Word for word, repeat every record.

■ **MATERIAL SHOWN**:
^^^^^^^^
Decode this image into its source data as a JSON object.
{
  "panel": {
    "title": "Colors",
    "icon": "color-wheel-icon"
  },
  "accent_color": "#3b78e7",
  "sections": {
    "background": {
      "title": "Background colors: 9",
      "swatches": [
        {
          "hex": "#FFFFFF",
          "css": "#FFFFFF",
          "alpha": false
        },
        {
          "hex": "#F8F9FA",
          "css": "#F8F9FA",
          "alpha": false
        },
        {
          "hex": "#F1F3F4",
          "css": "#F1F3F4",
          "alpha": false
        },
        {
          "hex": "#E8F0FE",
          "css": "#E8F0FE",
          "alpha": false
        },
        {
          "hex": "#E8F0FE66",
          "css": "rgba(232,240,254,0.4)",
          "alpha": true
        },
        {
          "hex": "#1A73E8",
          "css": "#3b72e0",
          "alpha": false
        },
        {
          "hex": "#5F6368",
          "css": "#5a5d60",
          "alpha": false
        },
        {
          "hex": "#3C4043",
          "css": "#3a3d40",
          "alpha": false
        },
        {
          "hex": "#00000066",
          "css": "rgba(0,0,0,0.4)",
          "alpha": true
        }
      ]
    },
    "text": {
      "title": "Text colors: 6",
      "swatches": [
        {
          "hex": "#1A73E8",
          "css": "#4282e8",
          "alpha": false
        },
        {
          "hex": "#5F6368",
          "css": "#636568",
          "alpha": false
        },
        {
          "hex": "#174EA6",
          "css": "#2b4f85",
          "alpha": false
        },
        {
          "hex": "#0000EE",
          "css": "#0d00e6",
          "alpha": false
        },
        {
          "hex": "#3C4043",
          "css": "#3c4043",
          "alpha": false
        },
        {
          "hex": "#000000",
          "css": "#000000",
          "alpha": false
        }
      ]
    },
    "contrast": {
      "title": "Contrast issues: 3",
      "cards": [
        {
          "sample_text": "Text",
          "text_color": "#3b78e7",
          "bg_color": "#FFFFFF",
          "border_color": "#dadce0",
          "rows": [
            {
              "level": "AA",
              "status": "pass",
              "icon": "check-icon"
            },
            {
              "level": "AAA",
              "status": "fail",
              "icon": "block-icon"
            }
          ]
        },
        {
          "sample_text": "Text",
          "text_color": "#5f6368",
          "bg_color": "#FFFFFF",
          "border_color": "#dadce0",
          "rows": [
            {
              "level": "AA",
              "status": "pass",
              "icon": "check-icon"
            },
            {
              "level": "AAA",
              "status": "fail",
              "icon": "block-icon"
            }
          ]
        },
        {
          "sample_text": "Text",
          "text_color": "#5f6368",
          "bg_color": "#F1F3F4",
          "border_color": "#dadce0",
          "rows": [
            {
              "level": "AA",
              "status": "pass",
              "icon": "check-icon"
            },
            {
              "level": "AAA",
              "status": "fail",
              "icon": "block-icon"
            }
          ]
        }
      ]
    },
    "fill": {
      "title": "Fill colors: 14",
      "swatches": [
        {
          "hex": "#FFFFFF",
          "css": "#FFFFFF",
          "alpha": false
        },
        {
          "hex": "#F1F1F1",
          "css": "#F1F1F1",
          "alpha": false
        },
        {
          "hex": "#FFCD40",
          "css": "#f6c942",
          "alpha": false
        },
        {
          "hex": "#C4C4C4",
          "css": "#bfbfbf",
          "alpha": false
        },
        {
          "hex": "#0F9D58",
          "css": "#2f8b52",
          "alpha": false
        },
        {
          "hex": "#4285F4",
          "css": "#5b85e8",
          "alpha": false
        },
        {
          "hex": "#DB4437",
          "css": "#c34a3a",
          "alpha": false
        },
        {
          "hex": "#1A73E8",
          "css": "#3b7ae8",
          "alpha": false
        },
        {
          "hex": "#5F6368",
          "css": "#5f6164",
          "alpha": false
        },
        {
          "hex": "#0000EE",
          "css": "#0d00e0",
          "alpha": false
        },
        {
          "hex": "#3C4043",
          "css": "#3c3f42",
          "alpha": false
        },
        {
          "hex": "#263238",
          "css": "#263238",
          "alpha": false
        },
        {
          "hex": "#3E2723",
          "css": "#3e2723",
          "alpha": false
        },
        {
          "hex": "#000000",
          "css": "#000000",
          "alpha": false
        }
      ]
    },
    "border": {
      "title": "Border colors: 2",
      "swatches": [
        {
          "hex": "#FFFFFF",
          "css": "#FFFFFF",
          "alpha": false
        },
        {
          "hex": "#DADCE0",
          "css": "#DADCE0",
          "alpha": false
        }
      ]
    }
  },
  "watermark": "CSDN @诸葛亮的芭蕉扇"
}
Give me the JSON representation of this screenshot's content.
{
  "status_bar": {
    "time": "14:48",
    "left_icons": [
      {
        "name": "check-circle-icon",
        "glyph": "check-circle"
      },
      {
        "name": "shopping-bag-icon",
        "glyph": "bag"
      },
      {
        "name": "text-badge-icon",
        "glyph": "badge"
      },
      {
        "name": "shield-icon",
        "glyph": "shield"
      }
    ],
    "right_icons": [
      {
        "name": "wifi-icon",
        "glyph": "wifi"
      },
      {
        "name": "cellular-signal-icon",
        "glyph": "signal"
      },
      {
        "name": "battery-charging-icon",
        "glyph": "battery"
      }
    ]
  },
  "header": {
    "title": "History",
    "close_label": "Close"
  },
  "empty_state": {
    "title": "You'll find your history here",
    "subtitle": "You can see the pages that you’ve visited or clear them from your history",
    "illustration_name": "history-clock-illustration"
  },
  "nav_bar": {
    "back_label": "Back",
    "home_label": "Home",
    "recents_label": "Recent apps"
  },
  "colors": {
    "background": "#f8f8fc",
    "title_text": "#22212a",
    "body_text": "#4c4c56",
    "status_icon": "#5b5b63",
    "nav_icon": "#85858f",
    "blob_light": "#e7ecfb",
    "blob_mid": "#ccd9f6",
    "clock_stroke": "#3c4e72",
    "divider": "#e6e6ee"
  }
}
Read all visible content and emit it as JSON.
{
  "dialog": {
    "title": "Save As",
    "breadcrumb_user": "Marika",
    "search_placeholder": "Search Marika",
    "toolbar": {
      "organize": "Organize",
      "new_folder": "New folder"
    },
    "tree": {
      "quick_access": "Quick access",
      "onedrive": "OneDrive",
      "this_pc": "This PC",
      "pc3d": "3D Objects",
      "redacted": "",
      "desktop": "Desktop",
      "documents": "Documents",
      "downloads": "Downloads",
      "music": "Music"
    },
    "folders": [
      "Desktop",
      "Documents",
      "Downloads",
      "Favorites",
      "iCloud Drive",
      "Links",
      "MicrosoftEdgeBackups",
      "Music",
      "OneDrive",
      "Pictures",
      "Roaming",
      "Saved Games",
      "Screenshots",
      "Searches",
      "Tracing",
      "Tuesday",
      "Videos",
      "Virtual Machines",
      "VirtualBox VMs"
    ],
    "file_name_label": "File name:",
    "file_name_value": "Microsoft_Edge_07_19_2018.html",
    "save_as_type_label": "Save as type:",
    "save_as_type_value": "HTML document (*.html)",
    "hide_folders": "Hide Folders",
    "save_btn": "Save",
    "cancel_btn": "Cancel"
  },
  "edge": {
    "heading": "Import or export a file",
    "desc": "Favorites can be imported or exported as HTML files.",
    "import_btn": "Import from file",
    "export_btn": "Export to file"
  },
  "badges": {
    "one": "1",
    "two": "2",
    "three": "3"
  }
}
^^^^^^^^
■ **RESPONSE TO THE EXERCISE**:
Decode this image into its source data as a JSON object.
{
  "panel": {
    "title": "Colors",
    "icon": "color-wheel-icon"
  },
  "accent_color": "#3b78e7",
  "sections": {
    "background": {
      "title": "Background colors: 9",
      "swatches": [
        {
          "hex": "#FFFFFF",
          "css": "#FFFFFF",
          "alpha": false
        },
        {
          "hex": "#F8F9FA",
          "css": "#F8F9FA",
          "alpha": false
        },
        {
          "hex": "#F1F3F4",
          "css": "#F1F3F4",
          "alpha": false
        },
        {
          "hex": "#E8F0FE",
          "css": "#E8F0FE",
          "alpha": false
        },
        {
          "hex": "#E8F0FE66",
          "css": "rgba(232,240,254,0.4)",
          "alpha": true
        },
        {
          "hex": "#1A73E8",
          "css": "#3b72e0",
          "alpha": false
        },
        {
          "hex": "#5F6368",
          "css": "#5a5d60",
          "alpha": false
        },
        {
          "hex": "#3C4043",
          "css": "#3a3d40",
          "alpha": false
        },
        {
          "hex": "#00000066",
          "css": "rgba(0,0,0,0.4)",
          "alpha": true
        }
      ]
    },
    "text": {
      "title": "Text colors: 6",
      "swatches": [
        {
          "hex": "#1A73E8",
          "css": "#4282e8",
          "alpha": false
        },
        {
          "hex": "#5F6368",
          "css": "#636568",
          "alpha": false
        },
        {
          "hex": "#174EA6",
          "css": "#2b4f85",
          "alpha": false
        },
        {
          "hex": "#0000EE",
          "css": "#0d00e6",
          "alpha": false
        },
        {
          "hex": "#3C4043",
          "css": "#3c4043",
          "alpha": false
        },
        {
          "hex": "#000000",
          "css": "#000000",
          "alpha": false
        }
      ]
    },
    "contrast": {
      "title": "Contrast issues: 3",
      "cards": [
        {
          "sample_text": "Text",
          "text_color": "#3b78e7",
          "bg_color": "#FFFFFF",
          "border_color": "#dadce0",
          "rows": [
            {
              "level": "AA",
              "status": "pass",
              "icon": "check-icon"
            },
            {
              "level": "AAA",
              "status": "fail",
              "icon": "block-icon"
            }
          ]
        },
        {
          "sample_text": "Text",
          "text_color": "#5f6368",
          "bg_color": "#FFFFFF",
          "border_color": "#dadce0",
          "rows": [
            {
              "level": "AA",
              "status": "pass",
              "icon": "check-icon"
            },
            {
              "level": "AAA",
              "status": "fail",
              "icon": "block-icon"
            }
          ]
        },
        {
          "sample_text": "Text",
          "text_color": "#5f6368",
          "bg_color": "#F1F3F4",
          "border_color": "#dadce0",
          "rows": [
            {
              "level": "AA",
              "status": "pass",
              "icon": "check-icon"
            },
            {
              "level": "AAA",
              "status": "fail",
              "icon": "block-icon"
            }
          ]
        }
      ]
    },
    "fill": {
      "title": "Fill colors: 14",
      "swatches": [
        {
          "hex": "#FFFFFF",
          "css": "#FFFFFF",
          "alpha": false
        },
        {
          "hex": "#F1F1F1",
          "css": "#F1F1F1",
          "alpha": false
        },
        {
          "hex": "#FFCD40",
          "css": "#f6c942",
          "alpha": false
        },
        {
          "hex": "#C4C4C4",
          "css": "#bfbfbf",
          "alpha": false
        },
        {
          "hex": "#0F9D58",
          "css": "#2f8b52",
          "alpha": false
        },
        {
          "hex": "#4285F4",
          "css": "#5b85e8",
          "alpha": false
        },
        {
          "hex": "#DB4437",
          "css": "#c34a3a",
          "alpha": false
        },
        {
          "hex": "#1A73E8",
          "css": "#3b7ae8",
          "alpha": false
        },
        {
          "hex": "#5F6368",
          "css": "#5f6164",
          "alpha": false
        },
        {
          "hex": "#0000EE",
          "css": "#0d00e0",
          "alpha": false
        },
        {
          "hex": "#3C4043",
          "css": "#3c3f42",
          "alpha": false
        },
        {
          "hex": "#263238",
          "css": "#263238",
          "alpha": false
        },
        {
          "hex": "#3E2723",
          "css": "#3e2723",
          "alpha": false
        },
        {
          "hex": "#000000",
          "css": "#000000",
          "alpha": false
        }
      ]
    },
    "border": {
      "title": "Border colors: 2",
      "swatches": [
        {
          "hex": "#FFFFFF",
          "css": "#FFFFFF",
          "alpha": false
        },
        {
          "hex": "#DADCE0",
          "css": "#DADCE0",
          "alpha": false
        }
      ]
    }
  },
  "watermark": "CSDN @诸葛亮的芭蕉扇"
}
Give me the JSON representation of this screenshot's content.
{
  "status_bar": {
    "time": "14:48",
    "left_icons": [
      {
        "name": "check-circle-icon",
        "glyph": "check-circle"
      },
      {
        "name": "shopping-bag-icon",
        "glyph": "bag"
      },
      {
        "name": "text-badge-icon",
        "glyph": "badge"
      },
      {
        "name": "shield-icon",
        "glyph": "shield"
      }
    ],
    "right_icons": [
      {
        "name": "wifi-icon",
        "glyph": "wifi"
      },
      {
        "name": "cellular-signal-icon",
        "glyph": "signal"
      },
      {
        "name": "battery-charging-icon",
        "glyph": "battery"
      }
    ]
  },
  "header": {
    "title": "History",
    "close_label": "Close"
  },
  "empty_state": {
    "title": "You'll find your history here",
    "subtitle": "You can see the pages that you’ve visited or clear them from your history",
    "illustration_name": "history-clock-illustration"
  },
  "nav_bar": {
    "back_label": "Back",
    "home_label": "Home",
    "recents_label": "Recent apps"
  },
  "colors": {
    "background": "#f8f8fc",
    "title_text": "#22212a",
    "body_text": "#4c4c56",
    "status_icon": "#5b5b63",
    "nav_icon": "#85858f",
    "blob_light": "#e7ecfb",
    "blob_mid": "#ccd9f6",
    "clock_stroke": "#3c4e72",
    "divider": "#e6e6ee"
  }
}
Read all visible content and emit it as JSON.
{
  "dialog": {
    "title": "Save As",
    "breadcrumb_user": "Marika",
    "search_placeholder": "Search Marika",
    "toolbar": {
      "organize": "Organize",
      "new_folder": "New folder"
    },
    "tree": {
      "quick_access": "Quick access",
      "onedrive": "OneDrive",
      "this_pc": "This PC",
      "pc3d": "3D Objects",
      "redacted": "",
      "desktop": "Desktop",
      "documents": "Documents",
      "downloads": "Downloads",
      "music": "Music"
    },
    "folders": [
      "Desktop",
      "Documents",
      "Downloads",
      "Favorites",
      "iCloud Drive",
      "Links",
      "MicrosoftEdgeBackups",
      "Music",
      "OneDrive",
      "Pictures",
      "Roaming",
      "Saved Games",
      "Screenshots",
      "Searches",
      "Tracing",
      "Tuesday",
      "Videos",
      "Virtual Machines",
      "VirtualBox VMs"
    ],
    "file_name_label": "File name:",
    "file_name_value": "Microsoft_Edge_07_19_2018.html",
    "save_as_type_label": "Save as type:",
    "save_as_type_value": "HTML document (*.html)",
    "hide_folders": "Hide Folders",
    "save_btn": "Save",
    "cancel_btn": "Cancel"
  },
  "edge": {
    "heading": "Import or export a file",
    "desc": "Favorites can be imported or exported as HTML files.",
    "import_btn": "Import from file",
    "export_btn": "Export to file"
  },
  "badges": {
    "one": "1",
    "two": "2",
    "three": "3"
  }
}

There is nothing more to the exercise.